◆ Exercise objective ◆
Here the job is to print all of the entries below verbatim and leave out any picture.

◆ Data provided ◆

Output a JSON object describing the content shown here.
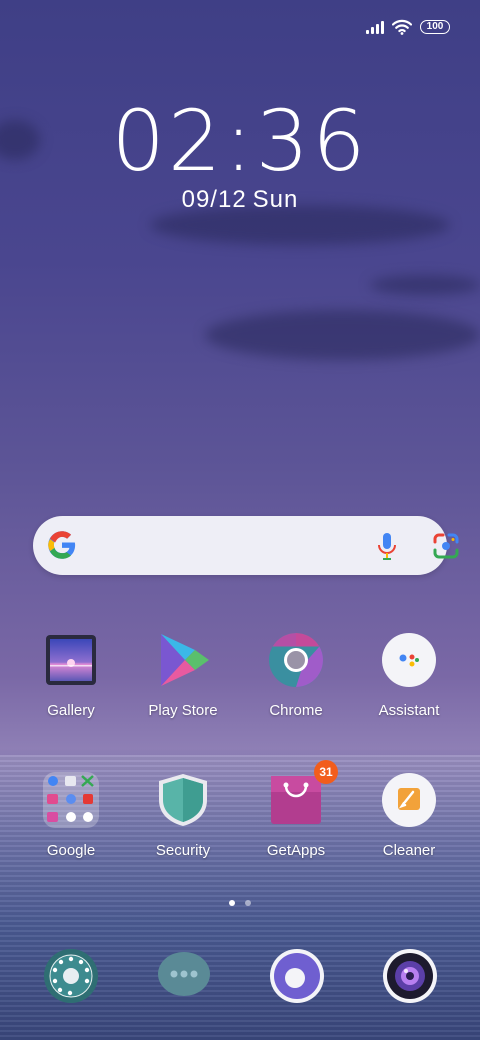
{
  "status_bar": {
    "battery": "100",
    "signal_icon": "signal-icon",
    "wifi_icon": "wifi-icon"
  },
  "clock": {
    "time": "02:36",
    "date": "09/12",
    "day": "Sun"
  },
  "search": {
    "icon": "google-logo",
    "mic_icon": "mic-icon",
    "lens_icon": "lens-icon"
  },
  "apps": [
    {
      "label": "Gallery",
      "icon": "gallery-icon"
    },
    {
      "label": "Play Store",
      "icon": "play-store-icon"
    },
    {
      "label": "Chrome",
      "icon": "chrome-icon"
    },
    {
      "label": "Assistant",
      "icon": "assistant-icon"
    },
    {
      "label": "Google",
      "icon": "google-folder-icon"
    },
    {
      "label": "Security",
      "icon": "security-icon"
    },
    {
      "label": "GetApps",
      "icon": "getapps-icon",
      "badge": "31"
    },
    {
      "label": "Cleaner",
      "icon": "cleaner-icon"
    }
  ],
  "page_indicator": {
    "pages": 2,
    "current": 1
  },
  "dock": [
    {
      "icon": "phone-dialer-icon"
    },
    {
      "icon": "messages-icon"
    },
    {
      "icon": "browser-icon"
    },
    {
      "icon": "camera-icon"
    }
  ]
}
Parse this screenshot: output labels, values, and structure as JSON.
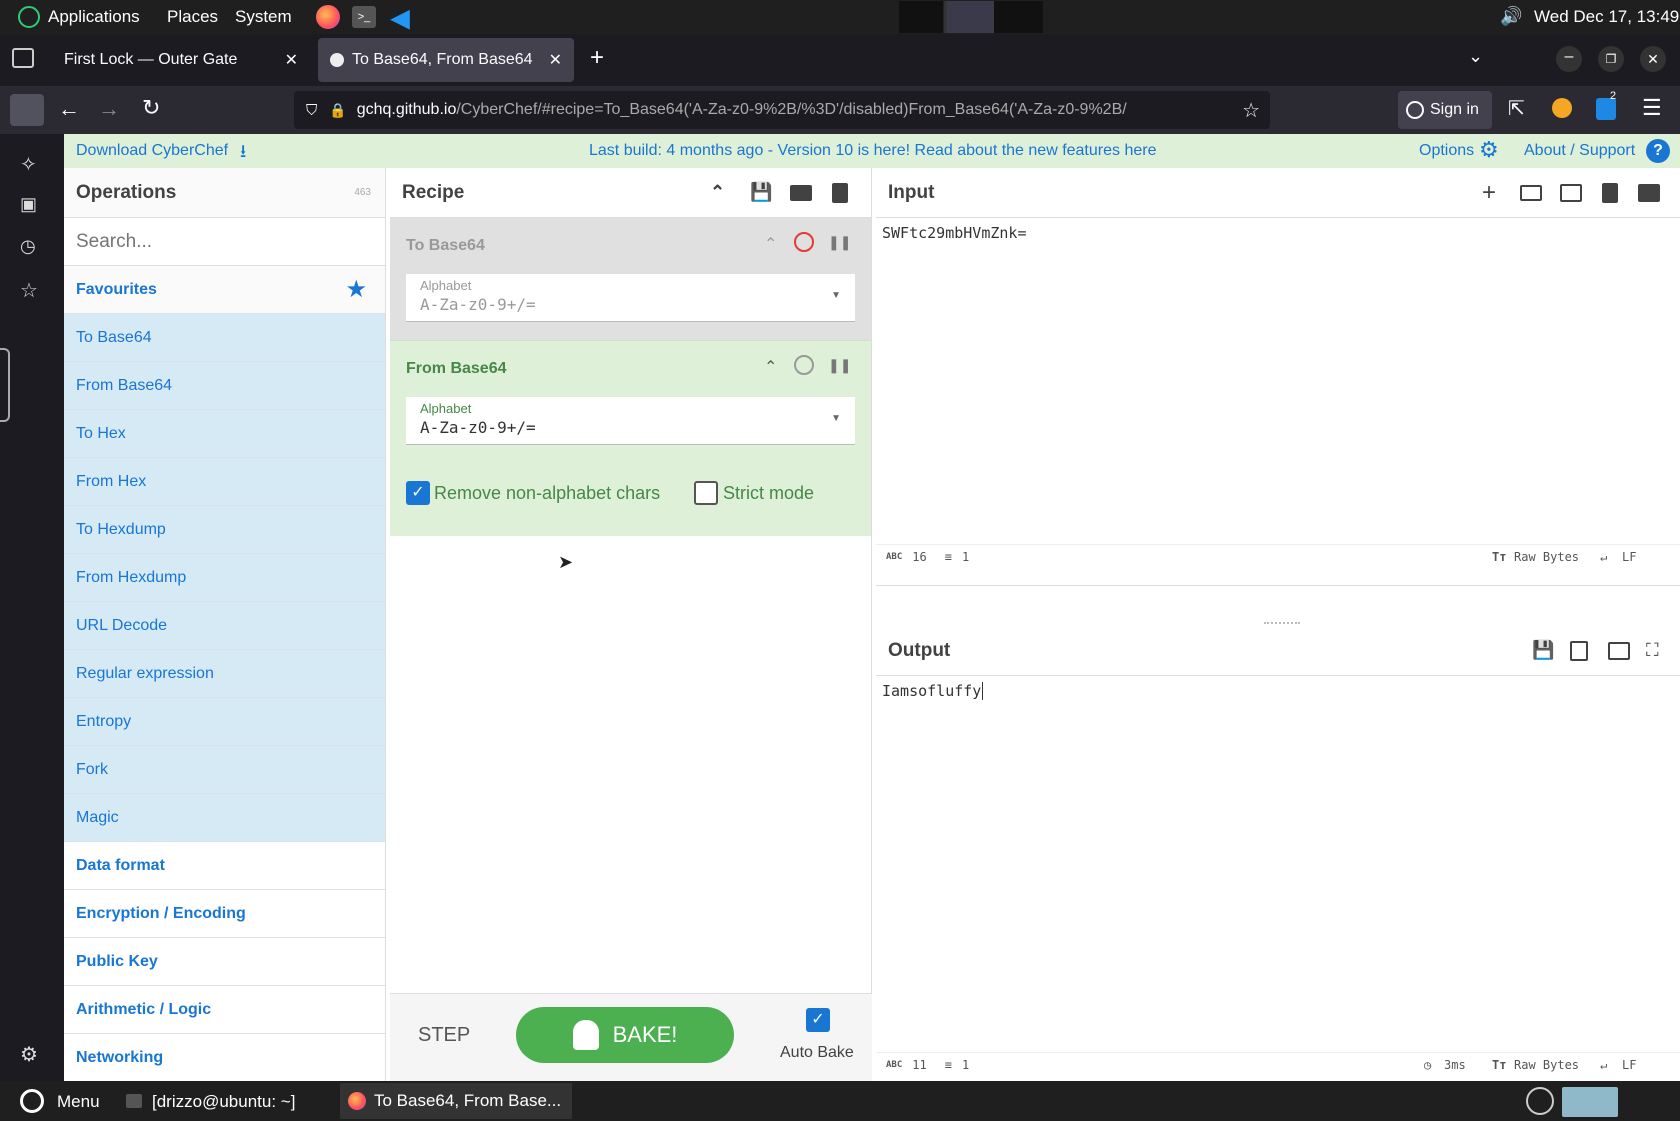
{
  "topbar": {
    "menus": [
      "Applications",
      "Places",
      "System"
    ],
    "datetime": "Wed Dec 17, 13:49"
  },
  "browser": {
    "tabs": [
      {
        "label": "First Lock — Outer Gate",
        "active": false
      },
      {
        "label": "To Base64, From Base64",
        "active": true
      }
    ],
    "url_host": "gchq.github.io",
    "url_path": "/CyberChef/#recipe=To_Base64('A-Za-z0-9%2B/%3D'/disabled)From_Base64('A-Za-z0-9%2B/",
    "sign_in": "Sign in",
    "notif_count": "2"
  },
  "banner": {
    "download": "Download CyberChef",
    "message": "Last build: 4 months ago - Version 10 is here! Read about the new features here",
    "options": "Options",
    "about": "About / Support"
  },
  "operations": {
    "title": "Operations",
    "count": "463",
    "search_placeholder": "Search...",
    "favourites_label": "Favourites",
    "items": [
      "To Base64",
      "From Base64",
      "To Hex",
      "From Hex",
      "To Hexdump",
      "From Hexdump",
      "URL Decode",
      "Regular expression",
      "Entropy",
      "Fork",
      "Magic"
    ],
    "categories": [
      "Data format",
      "Encryption / Encoding",
      "Public Key",
      "Arithmetic / Logic",
      "Networking"
    ]
  },
  "recipe": {
    "title": "Recipe",
    "ingredients": [
      {
        "name": "To Base64",
        "alphabet_label": "Alphabet",
        "alphabet": "A-Za-z0-9+/=",
        "disabled": true
      },
      {
        "name": "From Base64",
        "alphabet_label": "Alphabet",
        "alphabet": "A-Za-z0-9+/=",
        "disabled": false,
        "remove_non_alpha": "Remove non-alphabet chars",
        "strict_mode": "Strict mode"
      }
    ],
    "step": "STEP",
    "bake": "BAKE!",
    "auto_bake": "Auto Bake"
  },
  "input": {
    "title": "Input",
    "text": "SWFtc29mbHVmZnk=",
    "length": "16",
    "lines": "1",
    "encoding": "Raw Bytes",
    "eol": "LF"
  },
  "output": {
    "title": "Output",
    "text": "Iamsofluffy",
    "length": "11",
    "lines": "1",
    "time": "3ms",
    "encoding": "Raw Bytes",
    "eol": "LF"
  },
  "taskbar": {
    "menu": "Menu",
    "terminal": "[drizzo@ubuntu: ~]",
    "firefox": "To Base64, From Base..."
  },
  "colors": {
    "accent_blue": "#1976d2",
    "bake_green": "#4caf50",
    "ingredient_green_bg": "#dff0d8",
    "ingredient_green_text": "#468847",
    "disabled_bg": "#e0e0e0"
  }
}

◆ Answer section ◆
Output a JSON object describing the content shown here.
{
  "status_bar": {
    "battery": "100",
    "signal_icon": "signal-icon",
    "wifi_icon": "wifi-icon"
  },
  "clock": {
    "time": "02:36",
    "date": "09/12",
    "day": "Sun"
  },
  "search": {
    "icon": "google-logo",
    "mic_icon": "mic-icon",
    "lens_icon": "lens-icon"
  },
  "apps": [
    {
      "label": "Gallery",
      "icon": "gallery-icon"
    },
    {
      "label": "Play Store",
      "icon": "play-store-icon"
    },
    {
      "label": "Chrome",
      "icon": "chrome-icon"
    },
    {
      "label": "Assistant",
      "icon": "assistant-icon"
    },
    {
      "label": "Google",
      "icon": "google-folder-icon"
    },
    {
      "label": "Security",
      "icon": "security-icon"
    },
    {
      "label": "GetApps",
      "icon": "getapps-icon",
      "badge": "31"
    },
    {
      "label": "Cleaner",
      "icon": "cleaner-icon"
    }
  ],
  "page_indicator": {
    "pages": 2,
    "current": 1
  },
  "dock": [
    {
      "icon": "phone-dialer-icon"
    },
    {
      "icon": "messages-icon"
    },
    {
      "icon": "browser-icon"
    },
    {
      "icon": "camera-icon"
    }
  ]
}
Parse this screenshot: output labels, values, and structure as JSON.
{
  "topbar": {
    "menus": [
      "Applications",
      "Places",
      "System"
    ],
    "datetime": "Wed Dec 17, 13:49"
  },
  "browser": {
    "tabs": [
      {
        "label": "First Lock — Outer Gate",
        "active": false
      },
      {
        "label": "To Base64, From Base64",
        "active": true
      }
    ],
    "url_host": "gchq.github.io",
    "url_path": "/CyberChef/#recipe=To_Base64('A-Za-z0-9%2B/%3D'/disabled)From_Base64('A-Za-z0-9%2B/",
    "sign_in": "Sign in",
    "notif_count": "2"
  },
  "banner": {
    "download": "Download CyberChef",
    "message": "Last build: 4 months ago - Version 10 is here! Read about the new features here",
    "options": "Options",
    "about": "About / Support"
  },
  "operations": {
    "title": "Operations",
    "count": "463",
    "search_placeholder": "Search...",
    "favourites_label": "Favourites",
    "items": [
      "To Base64",
      "From Base64",
      "To Hex",
      "From Hex",
      "To Hexdump",
      "From Hexdump",
      "URL Decode",
      "Regular expression",
      "Entropy",
      "Fork",
      "Magic"
    ],
    "categories": [
      "Data format",
      "Encryption / Encoding",
      "Public Key",
      "Arithmetic / Logic",
      "Networking"
    ]
  },
  "recipe": {
    "title": "Recipe",
    "ingredients": [
      {
        "name": "To Base64",
        "alphabet_label": "Alphabet",
        "alphabet": "A-Za-z0-9+/=",
        "disabled": true
      },
      {
        "name": "From Base64",
        "alphabet_label": "Alphabet",
        "alphabet": "A-Za-z0-9+/=",
        "disabled": false,
        "remove_non_alpha": "Remove non-alphabet chars",
        "strict_mode": "Strict mode"
      }
    ],
    "step": "STEP",
    "bake": "BAKE!",
    "auto_bake": "Auto Bake"
  },
  "input": {
    "title": "Input",
    "text": "SWFtc29mbHVmZnk=",
    "length": "16",
    "lines": "1",
    "encoding": "Raw Bytes",
    "eol": "LF"
  },
  "output": {
    "title": "Output",
    "text": "Iamsofluffy",
    "length": "11",
    "lines": "1",
    "time": "3ms",
    "encoding": "Raw Bytes",
    "eol": "LF"
  },
  "taskbar": {
    "menu": "Menu",
    "terminal": "[drizzo@ubuntu: ~]",
    "firefox": "To Base64, From Base..."
  },
  "colors": {
    "accent_blue": "#1976d2",
    "bake_green": "#4caf50",
    "ingredient_green_bg": "#dff0d8",
    "ingredient_green_text": "#468847",
    "disabled_bg": "#e0e0e0"
  }
}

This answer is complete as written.